Katie Mitchell (Abbi Jacobson) can’t wait to finally go to film school where she has found nerdy people like her. She will miss her little brother Aaron (Michael Rianda) and her mother Linda (Maya Rudolph), though things are a little more complicated with her father Rick (Danny McBride). When Katie and Rick get into a fight on Katie’s last night, Rick changes their plans to make up for it. To Katie’s horror, he arranges everything to drive the entire family across the country to drop Katie off at college himself. The road trip is tense, and things get even worse when a newly developed robot line gets out of hand and starts to capture all humans. As unlikely as it may seem to all of them, it’s up to the Mitchells to stop the robot apocalypse.

The Mitchells vs the Machines is an extremely well done animated film that had me laughing out loud. The story may be a little predictable, but it has more than enough charm to make up for that.

The film poster showing the Mitchell family in their car, flying through the air, their pug sitting outside on the hood.
Continue reading

Moxie (2021)

Moxie
Director: Amy Poehler
Writer: Tamara Chestna, Dylan Meyer
Based on: Jennifer Mathieu’s novel
Cast: Hadley Robinson, Lauren Tsai, Alycia Pascual-Pena, Nico Hiraga, Sabrina Haskett, Patrick Schwarzenegger, Sydney Park, Anjelika Washington, Emily Hopper, Josie Totah, Amy Poehler, Ike Barinholtz, Marcia Gay Harden, Clark Gregg
Seen on: 8.3.2021
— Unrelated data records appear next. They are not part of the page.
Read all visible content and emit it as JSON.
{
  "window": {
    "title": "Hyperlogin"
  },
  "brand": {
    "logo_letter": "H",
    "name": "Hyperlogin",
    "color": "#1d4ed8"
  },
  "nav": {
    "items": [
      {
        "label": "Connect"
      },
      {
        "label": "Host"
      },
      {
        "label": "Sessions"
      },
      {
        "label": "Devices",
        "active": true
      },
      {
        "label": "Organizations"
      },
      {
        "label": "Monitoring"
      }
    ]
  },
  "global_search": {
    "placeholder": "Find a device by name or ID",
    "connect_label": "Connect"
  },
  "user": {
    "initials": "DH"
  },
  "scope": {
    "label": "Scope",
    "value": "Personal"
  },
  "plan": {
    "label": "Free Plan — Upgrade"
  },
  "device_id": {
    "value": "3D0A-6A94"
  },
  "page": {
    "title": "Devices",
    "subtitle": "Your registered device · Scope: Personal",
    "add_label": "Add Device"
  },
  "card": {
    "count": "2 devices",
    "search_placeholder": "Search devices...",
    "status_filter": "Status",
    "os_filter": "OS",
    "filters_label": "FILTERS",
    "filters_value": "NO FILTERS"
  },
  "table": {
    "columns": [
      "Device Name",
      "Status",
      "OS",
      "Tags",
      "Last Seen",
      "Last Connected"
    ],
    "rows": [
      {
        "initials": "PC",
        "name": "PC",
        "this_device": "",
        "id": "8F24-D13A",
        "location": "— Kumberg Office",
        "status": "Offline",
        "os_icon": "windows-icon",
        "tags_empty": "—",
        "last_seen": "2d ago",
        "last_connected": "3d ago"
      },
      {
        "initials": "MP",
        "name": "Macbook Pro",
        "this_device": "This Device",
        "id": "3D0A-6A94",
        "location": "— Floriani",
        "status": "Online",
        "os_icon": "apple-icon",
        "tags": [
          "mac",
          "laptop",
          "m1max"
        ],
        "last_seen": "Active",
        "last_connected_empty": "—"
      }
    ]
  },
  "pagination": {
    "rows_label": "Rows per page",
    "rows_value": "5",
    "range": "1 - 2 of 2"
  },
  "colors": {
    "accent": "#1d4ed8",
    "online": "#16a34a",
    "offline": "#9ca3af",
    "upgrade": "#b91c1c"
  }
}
Content Note: (critical treatment of) sexism, misogyny, rape culture, rape, racism

Plot:
Vivian (Hadley Robinson) and her best friend Claudia (Lauren Tsai) are not girls who cause a fuss. They are trying to get through school as well as possible. When a new and very outspoken girl, Lucy (Alycia Pascual-Pena), joins their class, Vivian is impressed by but also anxious about Lucy’s self-confidence. After Vivian witnesses yet another sexist incident in her school, she finds herself inspired to do something. Drawing on her mother Lisa’s (Amy Poehler) rebellious past, she decides to anonymously publish a zine, denouncing the school’s sexism. That zine – Moxie – causes quite a stir in the school and also in Vivian’s life.

Moxie is a cute film with an openly feminist agenda – I’m here for that all the way. Even if it doesn’t achieve everything it sets out to do, it achieves a lot. And it is simply fun to watch.

The film poster showing a black and white image of the main characters screaming.
Continue reading

To All the Boys: Always and Forever (2021)

To All the Boys: Always and Forever
Director: Michael Fimognari
Writer: Katie Lovejoy
Based on: Jenny Han’s novel
Sequel to: To All the Boys I’ve Loved Before, To All the Boys: P.S. I Still Love You
Cast: Lana Condor, Noah Centineo, Janel Parrish, Anna Cathcart, John Corbett, Trezzo Mahoro, Madeleine Arthur, Ross Butler, Emilija Baranac, Sarayu Blue, Henry Thomas
Seen on: 21.2.2021

Plot:
Everything is good for Lara Jean (Lana Condor) and Peter (Noah Centineo), but as they are nearing the end of their final year of high school things are bound to change – and the question is whether they can actually change for the better. Lara Jean has a clear plan: she will attend college together with Peter at Stanford, so she can still be with him without having to worry about the long distance thing. But when she isn’t actually accepted at Stanford, Lara Jean has to figure out how to deal with her plans not coming through – and what she actually wants for herself.

To All the Boys: Always and Forever is a lovely end to a lovely trilogy that I enjoyed a lot – especially thanks to Lana Condor’s ever-present charm. This installment, being more about Lara Jean on her own than about Lara Jean and Peter, plays to that strength and is generally just wonderful.

The film poster showing Lara Jean (Lana Condor) walking through a drawn New York street.
Continue reading